* Work order:
Only a number is expected in reply: the count of lines below where the word "this" occurs.

(Entries shown)

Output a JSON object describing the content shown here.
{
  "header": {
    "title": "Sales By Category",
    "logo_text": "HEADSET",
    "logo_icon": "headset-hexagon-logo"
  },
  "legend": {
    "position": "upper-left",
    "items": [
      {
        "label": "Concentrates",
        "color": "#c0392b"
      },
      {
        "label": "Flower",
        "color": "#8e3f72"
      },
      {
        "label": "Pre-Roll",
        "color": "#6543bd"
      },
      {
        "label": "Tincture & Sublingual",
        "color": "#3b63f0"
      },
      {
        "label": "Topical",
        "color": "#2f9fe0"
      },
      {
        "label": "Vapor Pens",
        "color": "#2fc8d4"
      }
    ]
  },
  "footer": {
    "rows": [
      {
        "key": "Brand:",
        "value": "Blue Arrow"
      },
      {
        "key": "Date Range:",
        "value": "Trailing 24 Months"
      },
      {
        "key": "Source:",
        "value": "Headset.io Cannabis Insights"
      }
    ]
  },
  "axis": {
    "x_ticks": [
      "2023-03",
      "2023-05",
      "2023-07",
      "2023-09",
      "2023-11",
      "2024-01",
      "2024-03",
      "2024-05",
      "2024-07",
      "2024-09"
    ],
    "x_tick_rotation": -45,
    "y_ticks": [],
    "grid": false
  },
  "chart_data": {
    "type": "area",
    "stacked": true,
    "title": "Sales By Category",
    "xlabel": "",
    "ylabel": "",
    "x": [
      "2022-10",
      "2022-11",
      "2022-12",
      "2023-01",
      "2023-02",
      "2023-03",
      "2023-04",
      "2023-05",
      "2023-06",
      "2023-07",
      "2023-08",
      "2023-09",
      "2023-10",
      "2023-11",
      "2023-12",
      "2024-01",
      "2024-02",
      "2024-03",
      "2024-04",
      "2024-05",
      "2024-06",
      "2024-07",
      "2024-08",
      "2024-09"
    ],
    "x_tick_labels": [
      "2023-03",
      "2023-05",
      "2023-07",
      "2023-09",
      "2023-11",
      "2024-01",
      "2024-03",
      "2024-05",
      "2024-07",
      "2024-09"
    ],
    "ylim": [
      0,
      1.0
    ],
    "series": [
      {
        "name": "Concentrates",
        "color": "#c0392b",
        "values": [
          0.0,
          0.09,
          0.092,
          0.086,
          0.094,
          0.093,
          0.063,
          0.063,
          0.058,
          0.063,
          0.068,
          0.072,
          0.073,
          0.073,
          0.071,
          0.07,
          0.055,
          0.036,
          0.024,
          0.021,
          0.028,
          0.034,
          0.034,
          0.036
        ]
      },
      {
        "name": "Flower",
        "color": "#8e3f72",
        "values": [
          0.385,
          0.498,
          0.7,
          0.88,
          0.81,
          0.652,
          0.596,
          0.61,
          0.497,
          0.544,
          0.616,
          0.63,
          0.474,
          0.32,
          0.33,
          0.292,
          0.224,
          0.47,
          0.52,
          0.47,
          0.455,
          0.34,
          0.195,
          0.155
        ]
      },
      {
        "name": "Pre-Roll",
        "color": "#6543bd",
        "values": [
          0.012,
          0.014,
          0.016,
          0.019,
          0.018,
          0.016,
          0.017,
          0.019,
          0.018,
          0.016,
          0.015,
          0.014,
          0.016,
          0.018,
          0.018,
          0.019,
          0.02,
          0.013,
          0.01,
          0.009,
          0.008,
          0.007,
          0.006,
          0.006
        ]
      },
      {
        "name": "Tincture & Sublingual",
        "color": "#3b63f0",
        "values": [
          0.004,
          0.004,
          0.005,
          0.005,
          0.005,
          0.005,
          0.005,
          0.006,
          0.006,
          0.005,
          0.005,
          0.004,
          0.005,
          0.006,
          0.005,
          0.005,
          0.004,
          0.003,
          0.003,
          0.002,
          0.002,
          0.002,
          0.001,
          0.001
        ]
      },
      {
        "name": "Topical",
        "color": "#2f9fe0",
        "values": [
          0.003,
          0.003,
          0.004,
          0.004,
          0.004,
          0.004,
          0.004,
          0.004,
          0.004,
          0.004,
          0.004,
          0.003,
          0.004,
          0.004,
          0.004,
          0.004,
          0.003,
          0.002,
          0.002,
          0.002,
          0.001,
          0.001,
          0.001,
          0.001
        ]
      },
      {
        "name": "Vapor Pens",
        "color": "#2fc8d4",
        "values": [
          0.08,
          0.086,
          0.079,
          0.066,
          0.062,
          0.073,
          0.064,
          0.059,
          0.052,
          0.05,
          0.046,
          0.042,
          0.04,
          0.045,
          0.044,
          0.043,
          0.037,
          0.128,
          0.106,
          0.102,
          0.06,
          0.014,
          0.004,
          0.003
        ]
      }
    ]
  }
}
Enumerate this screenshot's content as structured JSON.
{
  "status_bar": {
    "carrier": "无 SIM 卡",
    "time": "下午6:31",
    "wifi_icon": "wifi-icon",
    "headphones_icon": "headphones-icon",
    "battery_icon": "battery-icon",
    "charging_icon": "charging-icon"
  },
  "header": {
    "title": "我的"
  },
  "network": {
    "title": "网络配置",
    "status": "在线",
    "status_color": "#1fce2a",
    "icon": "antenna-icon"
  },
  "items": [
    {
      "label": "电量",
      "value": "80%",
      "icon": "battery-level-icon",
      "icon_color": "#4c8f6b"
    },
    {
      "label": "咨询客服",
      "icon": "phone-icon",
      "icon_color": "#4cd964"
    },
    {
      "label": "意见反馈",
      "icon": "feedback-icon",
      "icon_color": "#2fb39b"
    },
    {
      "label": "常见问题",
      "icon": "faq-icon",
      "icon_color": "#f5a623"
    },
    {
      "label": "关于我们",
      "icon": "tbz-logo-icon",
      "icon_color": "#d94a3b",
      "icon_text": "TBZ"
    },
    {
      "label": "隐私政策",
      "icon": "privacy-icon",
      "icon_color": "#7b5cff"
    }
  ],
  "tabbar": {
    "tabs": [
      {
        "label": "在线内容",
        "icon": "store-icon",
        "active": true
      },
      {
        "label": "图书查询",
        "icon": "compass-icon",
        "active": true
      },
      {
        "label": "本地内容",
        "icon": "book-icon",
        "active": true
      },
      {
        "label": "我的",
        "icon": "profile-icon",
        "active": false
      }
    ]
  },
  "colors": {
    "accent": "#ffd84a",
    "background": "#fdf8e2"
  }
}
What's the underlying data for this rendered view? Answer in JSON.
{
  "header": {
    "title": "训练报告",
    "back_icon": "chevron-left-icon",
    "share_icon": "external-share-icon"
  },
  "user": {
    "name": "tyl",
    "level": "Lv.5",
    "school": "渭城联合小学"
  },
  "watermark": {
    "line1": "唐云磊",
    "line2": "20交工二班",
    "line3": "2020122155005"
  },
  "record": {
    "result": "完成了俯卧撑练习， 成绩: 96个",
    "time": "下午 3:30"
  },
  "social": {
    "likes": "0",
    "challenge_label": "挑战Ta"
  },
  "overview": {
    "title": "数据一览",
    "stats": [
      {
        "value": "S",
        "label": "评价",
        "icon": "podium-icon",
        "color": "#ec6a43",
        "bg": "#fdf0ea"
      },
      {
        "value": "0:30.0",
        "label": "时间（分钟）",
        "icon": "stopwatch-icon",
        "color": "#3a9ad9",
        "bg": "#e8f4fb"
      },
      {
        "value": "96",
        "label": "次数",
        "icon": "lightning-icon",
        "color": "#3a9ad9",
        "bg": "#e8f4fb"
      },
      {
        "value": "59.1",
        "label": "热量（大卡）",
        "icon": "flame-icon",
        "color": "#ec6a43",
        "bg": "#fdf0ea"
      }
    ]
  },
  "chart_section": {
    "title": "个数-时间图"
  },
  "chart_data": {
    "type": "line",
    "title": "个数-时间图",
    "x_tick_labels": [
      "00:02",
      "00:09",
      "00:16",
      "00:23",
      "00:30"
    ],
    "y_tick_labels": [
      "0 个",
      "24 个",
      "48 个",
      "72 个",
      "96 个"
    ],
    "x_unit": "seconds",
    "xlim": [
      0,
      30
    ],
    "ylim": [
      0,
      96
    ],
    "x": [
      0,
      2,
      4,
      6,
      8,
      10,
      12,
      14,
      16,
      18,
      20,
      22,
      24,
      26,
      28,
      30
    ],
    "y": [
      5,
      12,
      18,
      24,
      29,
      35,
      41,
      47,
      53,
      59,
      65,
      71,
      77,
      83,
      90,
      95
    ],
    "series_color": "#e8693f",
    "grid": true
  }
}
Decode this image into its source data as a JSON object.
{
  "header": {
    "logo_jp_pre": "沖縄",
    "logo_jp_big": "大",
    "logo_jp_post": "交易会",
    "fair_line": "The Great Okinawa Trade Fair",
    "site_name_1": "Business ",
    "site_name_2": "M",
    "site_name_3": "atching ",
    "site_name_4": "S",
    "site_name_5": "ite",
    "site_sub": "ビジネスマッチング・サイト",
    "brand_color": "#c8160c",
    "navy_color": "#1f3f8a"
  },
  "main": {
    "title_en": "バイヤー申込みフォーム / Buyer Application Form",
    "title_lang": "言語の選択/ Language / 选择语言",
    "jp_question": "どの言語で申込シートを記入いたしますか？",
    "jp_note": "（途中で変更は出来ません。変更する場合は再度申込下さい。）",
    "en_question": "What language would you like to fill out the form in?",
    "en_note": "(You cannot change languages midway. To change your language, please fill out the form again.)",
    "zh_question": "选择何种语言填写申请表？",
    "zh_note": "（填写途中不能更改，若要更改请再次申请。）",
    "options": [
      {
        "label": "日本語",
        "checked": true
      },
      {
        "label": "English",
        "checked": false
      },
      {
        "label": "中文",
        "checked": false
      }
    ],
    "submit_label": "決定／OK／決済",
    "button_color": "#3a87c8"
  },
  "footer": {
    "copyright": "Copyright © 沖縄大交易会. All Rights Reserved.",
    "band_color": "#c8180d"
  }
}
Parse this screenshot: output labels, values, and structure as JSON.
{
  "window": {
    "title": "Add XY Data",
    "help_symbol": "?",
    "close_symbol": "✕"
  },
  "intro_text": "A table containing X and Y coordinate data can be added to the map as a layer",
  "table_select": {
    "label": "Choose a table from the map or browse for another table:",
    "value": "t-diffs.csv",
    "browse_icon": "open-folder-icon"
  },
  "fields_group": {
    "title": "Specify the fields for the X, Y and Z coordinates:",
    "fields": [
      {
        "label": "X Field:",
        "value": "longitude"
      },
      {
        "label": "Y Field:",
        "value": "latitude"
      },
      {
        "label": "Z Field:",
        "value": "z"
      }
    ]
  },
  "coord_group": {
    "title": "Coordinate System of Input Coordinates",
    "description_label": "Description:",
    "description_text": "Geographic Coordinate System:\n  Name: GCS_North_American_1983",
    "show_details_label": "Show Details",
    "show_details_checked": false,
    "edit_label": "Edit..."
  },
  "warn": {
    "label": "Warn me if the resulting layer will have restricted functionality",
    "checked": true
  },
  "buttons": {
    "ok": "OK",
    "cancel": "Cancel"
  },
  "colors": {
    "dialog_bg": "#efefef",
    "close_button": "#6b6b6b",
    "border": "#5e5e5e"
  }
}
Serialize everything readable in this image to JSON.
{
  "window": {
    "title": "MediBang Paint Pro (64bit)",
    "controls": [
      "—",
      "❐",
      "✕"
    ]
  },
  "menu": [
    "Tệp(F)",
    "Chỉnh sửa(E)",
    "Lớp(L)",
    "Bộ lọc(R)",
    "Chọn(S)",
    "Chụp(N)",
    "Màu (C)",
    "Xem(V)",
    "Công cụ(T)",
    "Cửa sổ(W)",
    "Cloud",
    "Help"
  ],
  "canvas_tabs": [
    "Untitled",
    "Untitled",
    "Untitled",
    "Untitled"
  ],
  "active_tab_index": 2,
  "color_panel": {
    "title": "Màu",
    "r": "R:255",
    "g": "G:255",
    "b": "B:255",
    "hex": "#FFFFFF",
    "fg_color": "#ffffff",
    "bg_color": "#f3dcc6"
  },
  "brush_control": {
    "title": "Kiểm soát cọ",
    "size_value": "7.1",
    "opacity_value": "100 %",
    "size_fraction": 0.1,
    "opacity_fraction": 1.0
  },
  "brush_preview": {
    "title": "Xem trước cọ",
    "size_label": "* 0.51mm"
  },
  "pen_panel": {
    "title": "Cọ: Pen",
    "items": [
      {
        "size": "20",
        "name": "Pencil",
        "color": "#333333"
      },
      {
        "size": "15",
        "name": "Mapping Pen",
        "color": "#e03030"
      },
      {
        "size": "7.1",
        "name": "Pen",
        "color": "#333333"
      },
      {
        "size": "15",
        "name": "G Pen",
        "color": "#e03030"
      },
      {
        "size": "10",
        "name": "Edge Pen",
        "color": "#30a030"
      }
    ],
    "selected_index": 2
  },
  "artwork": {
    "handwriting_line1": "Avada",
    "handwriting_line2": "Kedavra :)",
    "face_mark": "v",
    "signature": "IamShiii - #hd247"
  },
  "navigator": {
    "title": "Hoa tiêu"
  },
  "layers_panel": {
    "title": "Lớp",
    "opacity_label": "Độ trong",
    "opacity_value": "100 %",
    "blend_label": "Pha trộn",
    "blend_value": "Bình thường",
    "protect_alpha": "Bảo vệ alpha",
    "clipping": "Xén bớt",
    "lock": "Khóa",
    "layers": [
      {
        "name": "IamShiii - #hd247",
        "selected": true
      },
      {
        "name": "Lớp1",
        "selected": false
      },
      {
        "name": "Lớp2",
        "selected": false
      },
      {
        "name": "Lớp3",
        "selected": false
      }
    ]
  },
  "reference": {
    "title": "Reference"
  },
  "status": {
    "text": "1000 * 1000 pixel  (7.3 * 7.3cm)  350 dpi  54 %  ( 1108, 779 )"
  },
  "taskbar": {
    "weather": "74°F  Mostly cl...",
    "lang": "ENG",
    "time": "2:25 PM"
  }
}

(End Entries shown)

* Output of the exercise:
5